## Exercise brief
Lines below that include the word "class" should each be copied.
BEGIN
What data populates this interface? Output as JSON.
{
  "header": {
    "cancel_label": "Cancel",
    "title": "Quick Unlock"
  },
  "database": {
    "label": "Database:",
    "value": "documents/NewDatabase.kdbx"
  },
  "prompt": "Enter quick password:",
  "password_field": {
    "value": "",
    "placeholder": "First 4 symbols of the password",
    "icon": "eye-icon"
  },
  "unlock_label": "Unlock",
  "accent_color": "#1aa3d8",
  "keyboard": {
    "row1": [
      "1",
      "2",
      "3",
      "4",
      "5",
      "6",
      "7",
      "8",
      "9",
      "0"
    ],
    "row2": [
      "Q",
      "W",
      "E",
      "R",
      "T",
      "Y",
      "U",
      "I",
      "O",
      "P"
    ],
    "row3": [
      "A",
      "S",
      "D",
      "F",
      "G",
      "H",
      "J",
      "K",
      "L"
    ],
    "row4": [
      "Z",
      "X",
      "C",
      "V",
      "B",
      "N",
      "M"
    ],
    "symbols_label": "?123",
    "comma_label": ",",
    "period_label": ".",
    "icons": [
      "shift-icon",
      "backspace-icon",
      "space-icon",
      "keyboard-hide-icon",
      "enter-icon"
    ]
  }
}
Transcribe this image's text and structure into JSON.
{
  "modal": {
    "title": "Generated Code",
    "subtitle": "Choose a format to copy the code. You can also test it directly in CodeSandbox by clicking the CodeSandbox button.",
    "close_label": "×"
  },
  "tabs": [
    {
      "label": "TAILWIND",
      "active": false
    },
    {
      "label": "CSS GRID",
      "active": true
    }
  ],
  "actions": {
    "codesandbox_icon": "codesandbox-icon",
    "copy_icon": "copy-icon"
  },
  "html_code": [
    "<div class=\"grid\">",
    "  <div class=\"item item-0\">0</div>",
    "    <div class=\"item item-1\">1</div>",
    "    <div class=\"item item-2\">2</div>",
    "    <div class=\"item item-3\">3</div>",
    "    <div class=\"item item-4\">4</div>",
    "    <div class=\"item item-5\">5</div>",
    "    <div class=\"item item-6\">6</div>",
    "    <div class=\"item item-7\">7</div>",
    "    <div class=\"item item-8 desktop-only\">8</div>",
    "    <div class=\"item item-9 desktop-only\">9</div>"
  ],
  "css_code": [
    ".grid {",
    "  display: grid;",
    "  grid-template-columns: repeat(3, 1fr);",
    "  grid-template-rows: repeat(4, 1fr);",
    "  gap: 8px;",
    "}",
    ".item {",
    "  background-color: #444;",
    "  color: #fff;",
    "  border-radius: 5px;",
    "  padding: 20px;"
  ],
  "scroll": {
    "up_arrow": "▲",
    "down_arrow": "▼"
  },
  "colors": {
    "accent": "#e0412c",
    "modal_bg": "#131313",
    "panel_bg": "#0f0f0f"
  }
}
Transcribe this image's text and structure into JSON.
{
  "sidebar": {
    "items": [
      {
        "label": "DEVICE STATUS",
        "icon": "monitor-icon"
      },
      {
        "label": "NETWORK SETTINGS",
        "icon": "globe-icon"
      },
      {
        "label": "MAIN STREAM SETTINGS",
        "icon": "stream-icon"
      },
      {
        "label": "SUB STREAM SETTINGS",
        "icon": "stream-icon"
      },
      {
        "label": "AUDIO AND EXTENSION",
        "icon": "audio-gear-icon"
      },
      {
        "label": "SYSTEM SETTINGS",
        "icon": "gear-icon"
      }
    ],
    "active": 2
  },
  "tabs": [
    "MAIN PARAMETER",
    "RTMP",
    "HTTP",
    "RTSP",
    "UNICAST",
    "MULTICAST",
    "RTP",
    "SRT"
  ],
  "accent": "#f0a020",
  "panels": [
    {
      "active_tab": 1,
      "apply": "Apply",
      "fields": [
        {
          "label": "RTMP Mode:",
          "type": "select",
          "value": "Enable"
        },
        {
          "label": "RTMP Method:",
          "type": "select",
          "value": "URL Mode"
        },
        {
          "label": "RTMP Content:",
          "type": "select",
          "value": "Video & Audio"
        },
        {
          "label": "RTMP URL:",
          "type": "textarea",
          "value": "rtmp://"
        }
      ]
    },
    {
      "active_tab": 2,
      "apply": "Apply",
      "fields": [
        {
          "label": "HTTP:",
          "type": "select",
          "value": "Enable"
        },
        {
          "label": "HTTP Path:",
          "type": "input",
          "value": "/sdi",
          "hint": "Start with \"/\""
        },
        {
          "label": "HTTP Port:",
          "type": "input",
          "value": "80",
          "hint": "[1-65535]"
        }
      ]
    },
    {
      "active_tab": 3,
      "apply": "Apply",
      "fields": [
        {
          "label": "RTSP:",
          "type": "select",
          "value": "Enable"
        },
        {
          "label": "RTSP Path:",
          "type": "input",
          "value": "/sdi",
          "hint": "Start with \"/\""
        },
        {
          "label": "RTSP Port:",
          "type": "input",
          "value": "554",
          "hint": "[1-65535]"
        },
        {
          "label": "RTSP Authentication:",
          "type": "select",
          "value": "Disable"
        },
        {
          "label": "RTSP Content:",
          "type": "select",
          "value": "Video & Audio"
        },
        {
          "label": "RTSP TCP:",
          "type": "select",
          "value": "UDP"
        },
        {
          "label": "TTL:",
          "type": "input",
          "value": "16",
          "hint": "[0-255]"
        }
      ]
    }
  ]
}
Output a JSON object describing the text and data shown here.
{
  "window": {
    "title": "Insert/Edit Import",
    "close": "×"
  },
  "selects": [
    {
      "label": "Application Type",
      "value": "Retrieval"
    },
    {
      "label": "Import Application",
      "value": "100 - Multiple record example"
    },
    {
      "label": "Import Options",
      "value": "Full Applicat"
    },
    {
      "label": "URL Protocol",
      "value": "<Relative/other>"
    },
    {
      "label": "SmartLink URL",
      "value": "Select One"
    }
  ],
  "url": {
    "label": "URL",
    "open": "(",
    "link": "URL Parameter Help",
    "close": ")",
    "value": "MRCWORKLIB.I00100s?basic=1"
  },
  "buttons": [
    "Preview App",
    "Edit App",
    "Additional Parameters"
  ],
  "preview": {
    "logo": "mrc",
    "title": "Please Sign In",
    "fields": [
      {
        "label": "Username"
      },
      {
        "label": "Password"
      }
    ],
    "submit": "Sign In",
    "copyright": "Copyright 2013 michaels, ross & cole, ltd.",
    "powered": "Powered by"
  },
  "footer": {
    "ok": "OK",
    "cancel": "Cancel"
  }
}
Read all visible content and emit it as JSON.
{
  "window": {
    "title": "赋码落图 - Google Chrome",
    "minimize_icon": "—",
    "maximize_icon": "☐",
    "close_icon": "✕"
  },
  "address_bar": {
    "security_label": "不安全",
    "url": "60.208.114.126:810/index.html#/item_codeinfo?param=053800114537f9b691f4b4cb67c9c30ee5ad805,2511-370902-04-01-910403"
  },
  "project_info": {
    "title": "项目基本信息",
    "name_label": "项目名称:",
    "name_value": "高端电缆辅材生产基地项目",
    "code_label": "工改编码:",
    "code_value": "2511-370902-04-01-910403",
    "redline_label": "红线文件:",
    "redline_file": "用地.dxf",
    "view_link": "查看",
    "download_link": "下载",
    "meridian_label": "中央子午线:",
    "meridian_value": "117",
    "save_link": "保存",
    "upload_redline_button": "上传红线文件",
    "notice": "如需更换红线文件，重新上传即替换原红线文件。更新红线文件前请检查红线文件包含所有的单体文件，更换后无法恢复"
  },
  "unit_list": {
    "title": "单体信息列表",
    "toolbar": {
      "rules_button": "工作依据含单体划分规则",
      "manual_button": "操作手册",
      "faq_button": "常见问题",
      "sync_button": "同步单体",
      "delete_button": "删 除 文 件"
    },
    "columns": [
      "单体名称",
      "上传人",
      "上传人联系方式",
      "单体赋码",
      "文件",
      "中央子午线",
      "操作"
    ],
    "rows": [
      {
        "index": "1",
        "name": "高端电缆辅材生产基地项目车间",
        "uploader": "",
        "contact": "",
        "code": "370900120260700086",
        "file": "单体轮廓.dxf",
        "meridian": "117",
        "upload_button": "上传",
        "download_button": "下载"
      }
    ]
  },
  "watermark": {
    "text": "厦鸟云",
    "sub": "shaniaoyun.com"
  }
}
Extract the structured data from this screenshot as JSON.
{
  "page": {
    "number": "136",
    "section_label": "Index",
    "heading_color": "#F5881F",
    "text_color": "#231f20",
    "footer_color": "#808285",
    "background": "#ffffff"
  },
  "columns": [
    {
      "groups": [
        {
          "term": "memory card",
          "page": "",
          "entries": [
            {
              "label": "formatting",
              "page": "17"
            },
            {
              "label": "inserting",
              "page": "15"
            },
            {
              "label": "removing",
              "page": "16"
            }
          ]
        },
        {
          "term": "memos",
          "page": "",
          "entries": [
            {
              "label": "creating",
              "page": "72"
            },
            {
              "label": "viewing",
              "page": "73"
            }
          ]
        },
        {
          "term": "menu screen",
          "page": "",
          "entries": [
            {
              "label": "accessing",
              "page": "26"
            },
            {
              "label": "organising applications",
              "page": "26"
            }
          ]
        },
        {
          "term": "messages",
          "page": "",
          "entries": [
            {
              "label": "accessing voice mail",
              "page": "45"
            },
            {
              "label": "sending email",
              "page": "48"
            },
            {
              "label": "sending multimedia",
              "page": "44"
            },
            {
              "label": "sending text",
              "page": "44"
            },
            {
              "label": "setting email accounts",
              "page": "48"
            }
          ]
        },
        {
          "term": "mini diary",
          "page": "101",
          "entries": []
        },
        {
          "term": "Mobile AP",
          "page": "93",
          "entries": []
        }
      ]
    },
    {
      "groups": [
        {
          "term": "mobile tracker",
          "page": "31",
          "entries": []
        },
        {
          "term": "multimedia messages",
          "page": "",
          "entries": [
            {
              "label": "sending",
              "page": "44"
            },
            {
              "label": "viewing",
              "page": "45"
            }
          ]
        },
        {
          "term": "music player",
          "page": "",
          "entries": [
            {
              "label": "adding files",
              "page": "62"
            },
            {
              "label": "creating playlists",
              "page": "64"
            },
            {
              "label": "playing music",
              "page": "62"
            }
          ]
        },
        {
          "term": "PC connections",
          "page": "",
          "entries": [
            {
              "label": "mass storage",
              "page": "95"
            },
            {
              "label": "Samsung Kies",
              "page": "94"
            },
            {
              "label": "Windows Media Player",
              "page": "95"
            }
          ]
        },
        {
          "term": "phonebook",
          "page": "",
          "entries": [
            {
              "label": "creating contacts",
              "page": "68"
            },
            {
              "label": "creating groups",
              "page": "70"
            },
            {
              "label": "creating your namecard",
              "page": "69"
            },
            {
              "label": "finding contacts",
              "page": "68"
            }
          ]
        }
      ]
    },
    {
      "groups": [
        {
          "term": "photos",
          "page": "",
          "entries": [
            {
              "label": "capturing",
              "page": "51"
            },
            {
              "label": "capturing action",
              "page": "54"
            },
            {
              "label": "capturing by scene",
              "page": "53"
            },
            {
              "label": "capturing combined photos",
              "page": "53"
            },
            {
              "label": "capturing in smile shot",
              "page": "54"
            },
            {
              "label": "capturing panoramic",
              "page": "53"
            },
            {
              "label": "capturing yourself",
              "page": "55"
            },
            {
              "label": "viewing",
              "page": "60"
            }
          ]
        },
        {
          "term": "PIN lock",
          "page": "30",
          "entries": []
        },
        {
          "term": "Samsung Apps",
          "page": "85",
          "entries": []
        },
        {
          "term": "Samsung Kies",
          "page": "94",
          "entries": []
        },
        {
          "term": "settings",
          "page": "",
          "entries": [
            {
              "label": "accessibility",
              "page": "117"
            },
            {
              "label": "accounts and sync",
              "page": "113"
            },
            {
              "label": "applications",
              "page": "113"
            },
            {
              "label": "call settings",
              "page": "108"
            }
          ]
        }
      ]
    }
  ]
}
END
## Finished exercise
    "<div class=\"grid\">",
    "  <div class=\"item item-0\">0</div>",
    "    <div class=\"item item-1\">1</div>",
    "    <div class=\"item item-2\">2</div>",
    "    <div class=\"item item-3\">3</div>",
    "    <div class=\"item item-4\">4</div>",
    "    <div class=\"item item-5\">5</div>",
    "    <div class=\"item item-6\">6</div>",
    "    <div class=\"item item-7\">7</div>",
    "    <div class=\"item item-8 desktop-only\">8</div>",
    "    <div class=\"item item-9 desktop-only\">9</div>"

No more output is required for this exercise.